- Task to complete
Exactness is required. Restate every entry as written.

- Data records
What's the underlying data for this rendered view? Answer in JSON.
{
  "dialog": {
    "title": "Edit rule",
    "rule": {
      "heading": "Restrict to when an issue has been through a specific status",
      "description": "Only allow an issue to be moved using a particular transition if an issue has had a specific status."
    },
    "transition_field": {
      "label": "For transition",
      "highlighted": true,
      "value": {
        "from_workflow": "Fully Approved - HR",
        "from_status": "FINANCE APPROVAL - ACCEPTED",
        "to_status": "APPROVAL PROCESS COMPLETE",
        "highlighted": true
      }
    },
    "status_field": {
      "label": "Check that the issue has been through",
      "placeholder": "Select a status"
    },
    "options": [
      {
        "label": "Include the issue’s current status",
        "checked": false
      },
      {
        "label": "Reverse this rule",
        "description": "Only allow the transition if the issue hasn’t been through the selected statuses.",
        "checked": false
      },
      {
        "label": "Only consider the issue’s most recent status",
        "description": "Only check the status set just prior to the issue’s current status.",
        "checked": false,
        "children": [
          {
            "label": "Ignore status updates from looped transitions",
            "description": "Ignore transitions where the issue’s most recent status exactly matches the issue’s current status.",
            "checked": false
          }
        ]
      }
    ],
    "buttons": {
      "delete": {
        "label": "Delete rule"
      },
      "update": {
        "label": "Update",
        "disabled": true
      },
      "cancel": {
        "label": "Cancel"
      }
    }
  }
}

- Solution to the exercise
What's the underlying data for this rendered view? Answer in JSON.
{
  "dialog": {
    "title": "Edit rule",
    "rule": {
      "heading": "Restrict to when an issue has been through a specific status",
      "description": "Only allow an issue to be moved using a particular transition if an issue has had a specific status."
    },
    "transition_field": {
      "label": "For transition",
      "highlighted": true,
      "value": {
        "from_workflow": "Fully Approved - HR",
        "from_status": "FINANCE APPROVAL - ACCEPTED",
        "to_status": "APPROVAL PROCESS COMPLETE",
        "highlighted": true
      }
    },
    "status_field": {
      "label": "Check that the issue has been through",
      "placeholder": "Select a status"
    },
    "options": [
      {
        "label": "Include the issue’s current status",
        "checked": false
      },
      {
        "label": "Reverse this rule",
        "description": "Only allow the transition if the issue hasn’t been through the selected statuses.",
        "checked": false
      },
      {
        "label": "Only consider the issue’s most recent status",
        "description": "Only check the status set just prior to the issue’s current status.",
        "checked": false,
        "children": [
          {
            "label": "Ignore status updates from looped transitions",
            "description": "Ignore transitions where the issue’s most recent status exactly matches the issue’s current status.",
            "checked": false
          }
        ]
      }
    ],
    "buttons": {
      "delete": {
        "label": "Delete rule"
      },
      "update": {
        "label": "Update",
        "disabled": true
      },
      "cancel": {
        "label": "Cancel"
      }
    }
  }
}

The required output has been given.